Whenever a line in the entries below contains the string "name", copy that line.

....................

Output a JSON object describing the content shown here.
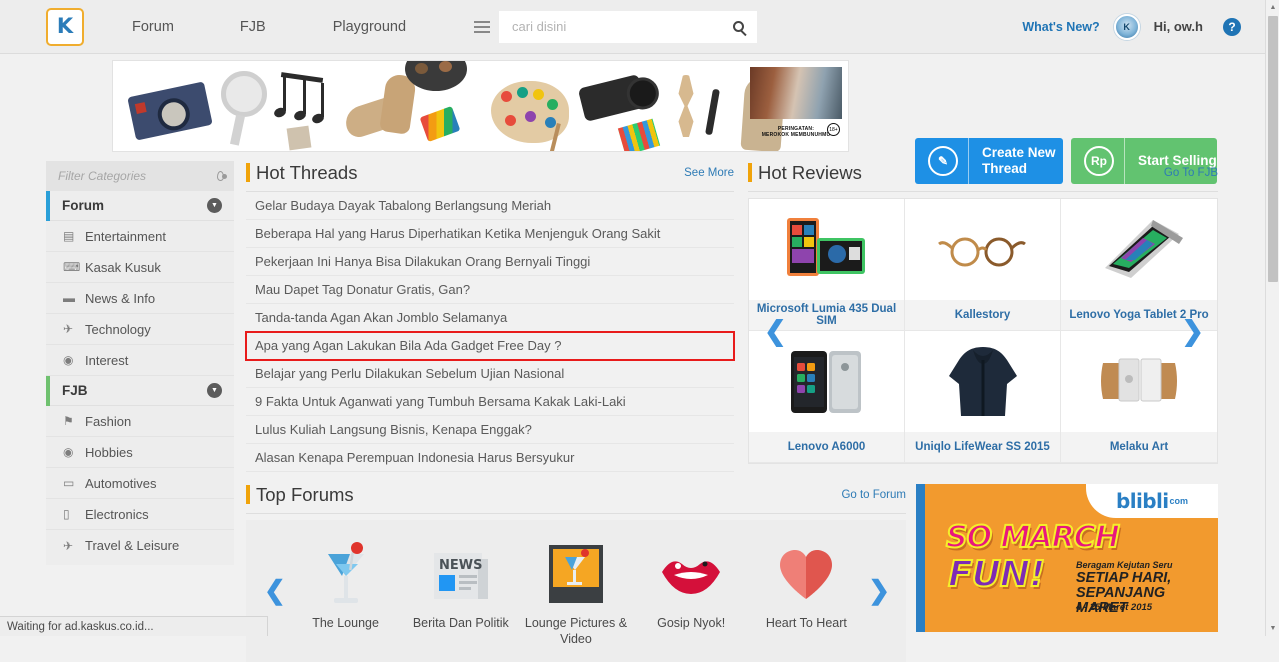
{
  "topnav": {
    "logo": "K",
    "links": [
      {
        "label": "Forum",
        "name": "nav-forum"
      },
      {
        "label": "FJB",
        "name": "nav-fjb"
      },
      {
        "label": "Playground",
        "name": "nav-playground"
      }
    ],
    "search": {
      "value": "",
      "placeholder": "cari disini"
    },
    "whats_new": "What's New?",
    "greeting": "Hi, ow.h",
    "help": "?"
  },
  "header_buttons": {
    "create_thread": {
      "icon_label": "✎",
      "label": "Create New\nThread",
      "color": "#1e90e5"
    },
    "start_selling": {
      "icon_label": "Rp",
      "label": "Start Selling",
      "color": "#62c370"
    }
  },
  "ad_banner": {
    "warning_line1": "PERINGATAN:",
    "warning_line2": "MEROKOK MEMBUNUHMU",
    "age_badge": "18+"
  },
  "sidebar": {
    "filter": {
      "value": "",
      "placeholder": "Filter Categories"
    },
    "groups": [
      {
        "title": "Forum",
        "accent": "#2a9fd8",
        "items": [
          {
            "label": "Entertainment",
            "icon": "▤"
          },
          {
            "label": "Kasak Kusuk",
            "icon": "⌨"
          },
          {
            "label": "News & Info",
            "icon": "▬"
          },
          {
            "label": "Technology",
            "icon": "✈"
          },
          {
            "label": "Interest",
            "icon": "◉"
          }
        ]
      },
      {
        "title": "FJB",
        "accent": "#6fc16f",
        "items": [
          {
            "label": "Fashion",
            "icon": "⚑"
          },
          {
            "label": "Hobbies",
            "icon": "◉"
          },
          {
            "label": "Automotives",
            "icon": "▭"
          },
          {
            "label": "Electronics",
            "icon": "▯"
          },
          {
            "label": "Travel & Leisure",
            "icon": "✈"
          }
        ]
      }
    ]
  },
  "hot_threads": {
    "title": "Hot Threads",
    "see_more": "See More",
    "items": [
      {
        "label": "Gelar Budaya Dayak Tabalong Berlangsung Meriah",
        "highlighted": false
      },
      {
        "label": "Beberapa Hal yang Harus Diperhatikan Ketika Menjenguk Orang Sakit",
        "highlighted": false
      },
      {
        "label": "Pekerjaan Ini Hanya Bisa Dilakukan Orang Bernyali Tinggi",
        "highlighted": false
      },
      {
        "label": "Mau Dapet Tag Donatur Gratis, Gan?",
        "highlighted": false
      },
      {
        "label": "Tanda-tanda Agan Akan Jomblo Selamanya",
        "highlighted": false
      },
      {
        "label": "Apa yang Agan Lakukan Bila Ada Gadget Free Day ?",
        "highlighted": true
      },
      {
        "label": "Belajar yang Perlu Dilakukan Sebelum Ujian Nasional",
        "highlighted": false
      },
      {
        "label": "9 Fakta Untuk Aganwati yang Tumbuh Bersama Kakak Laki-Laki",
        "highlighted": false
      },
      {
        "label": "Lulus Kuliah Langsung Bisnis, Kenapa Enggak?",
        "highlighted": false
      },
      {
        "label": "Alasan Kenapa Perempuan Indonesia Harus Bersyukur",
        "highlighted": false
      }
    ]
  },
  "hot_reviews": {
    "title": "Hot Reviews",
    "go_link": "Go To FJB",
    "prev": "❮",
    "next": "❯",
    "items": [
      {
        "name": "Microsoft Lumia 435 Dual SIM",
        "kind": "phone"
      },
      {
        "name": "Kallestory",
        "kind": "glasses"
      },
      {
        "name": "Lenovo Yoga Tablet 2 Pro",
        "kind": "laptop"
      },
      {
        "name": "Lenovo A6000",
        "kind": "phone2"
      },
      {
        "name": "Uniqlo LifeWear SS 2015",
        "kind": "hoodie"
      },
      {
        "name": "Melaku Art",
        "kind": "stand"
      }
    ]
  },
  "top_forums": {
    "title": "Top Forums",
    "go_link": "Go to Forum",
    "prev": "❮",
    "next": "❯",
    "items": [
      {
        "label": "The Lounge",
        "kind": "cocktail"
      },
      {
        "label": "Berita Dan Politik",
        "kind": "news"
      },
      {
        "label": "Lounge Pictures & Video",
        "kind": "photo"
      },
      {
        "label": "Gosip Nyok!",
        "kind": "lips"
      },
      {
        "label": "Heart To Heart",
        "kind": "heart"
      }
    ]
  },
  "blibli_ad": {
    "logo_main": "blibli",
    "logo_sub": "com",
    "headline1": "SO MARCH",
    "headline2": "FUN!",
    "sub1": "Beragam Kejutan Seru",
    "sub2": "SETIAP HARI,\nSEPANJANG MARET",
    "sub3": "4 - 25 Maret 2015"
  },
  "statusbar": {
    "text": "Waiting for ad.kaskus.co.id..."
  }
}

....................

Task response.
        "name": "nav-forum"
        "name": "nav-fjb"
        "name": "nav-playground"
        "name": "Microsoft Lumia 435 Dual SIM",
        "name": "Kallestory",
        "name": "Lenovo Yoga Tablet 2 Pro",
        "name": "Lenovo A6000",
        "name": "Uniqlo LifeWear SS 2015",
        "name": "Melaku Art",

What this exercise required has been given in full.